This is the first in a series of blog posts that will walk you through the decisions you will have to make if you choose to modify your rig. It’s also the introduction to the Outfitting course I’ll be teaching at the Overland Expo East.
Overland travel has many styles. These styles are dictated by your vehicle, route and personal preference. They are all guided by the imperatives of this style of travel; be comfortable, self-sufficient, remain mobile and enjoy the experience.
My style of travel is not for everyone. Clearly it’s not the style of a massive motorhome that limps from one set of hookups to the next. Nor is it the minimal outfitting of a backpacker. It’s something in between.
Traveling to the Arctic Circle demands a certain level of mechanical reliability. Repair shops are few and far between and the cost of repair in dollars and delay are unpleasant at best. That’s why I chose to outfit a new vehicle. My 2014 Toyota 4Runner, Bunky. Another factor in choosing the 4Runner was that it’s one of the few 4WD SUV’s built on a ladder frame. This design is time proven and rugged. Just the thing for Alaska and the Yukon.
The Base Vehicle

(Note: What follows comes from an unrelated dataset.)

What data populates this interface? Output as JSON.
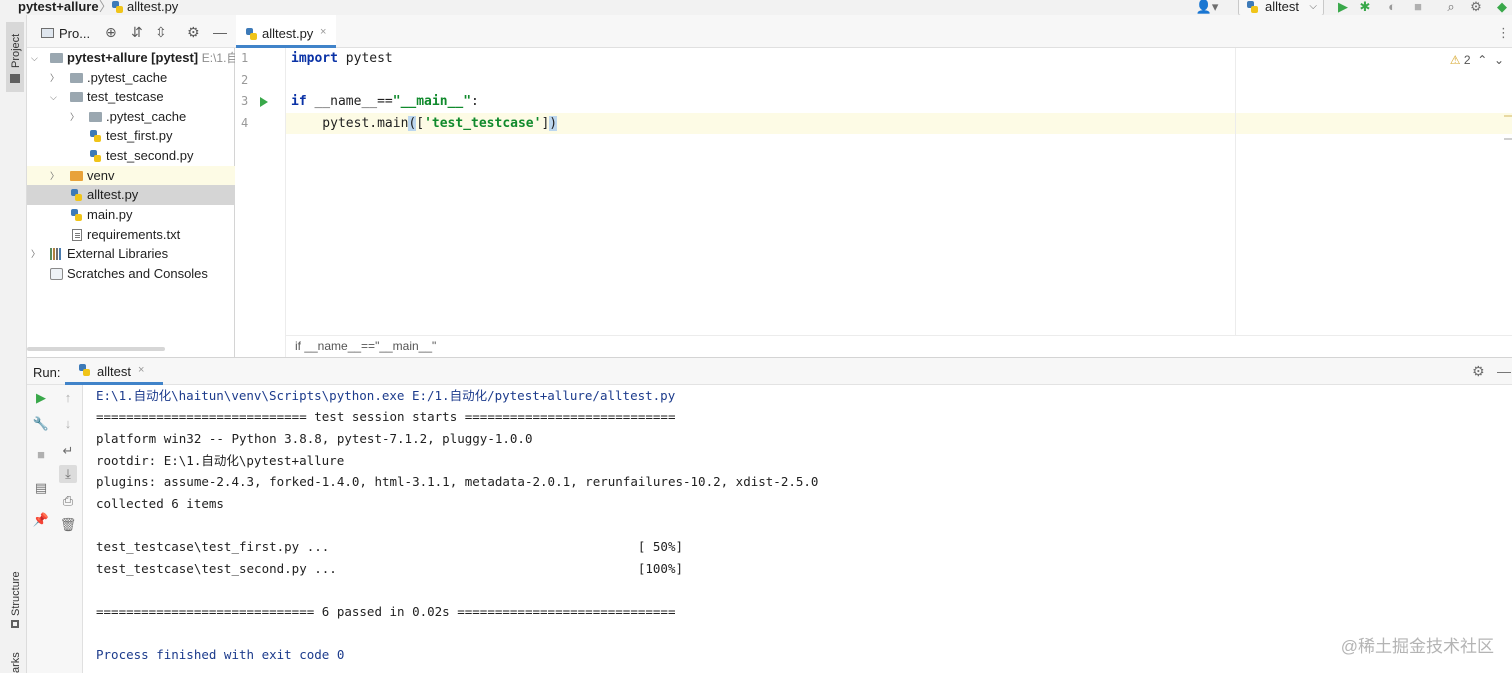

Bunky came configured as a Trail Premium edition. That’s a designation that’s given to Toyota’s most trail-ready version of the 4Runner. It’s a 4 wheel drive vehicle with a high and low range of gears, locking differential and settings that provide more suspension articulation. In short, it’s a good start.
What Bunky lacked was armor, height, extra fuel capacity, a winch and more storage. I started researching my options for the equipment I needed. When I was able to sketch out my modifications, I found a local mechanic who specialized in modifying Toyotas and Jeeps. We went over my plan and he started contacting vendors and working out pricing.
A few weeks went by and I was eager to get started. I called the mechanic and his assistant answered the phone. Turns out that Ben, the mechanic, had been in a bad motorcycle accident the previous Friday. He fractured a number of bones and was going in for more surgery that week. Ben would not be back in action for some time.
Prepare for the unexpected. That’s the first lesson. The corollary to that is that things take time. Overland outfitting does not happen all at once. It’s a piecemeal evolution that happens over time. Every journey you make alters your view of what works and doesn’t work.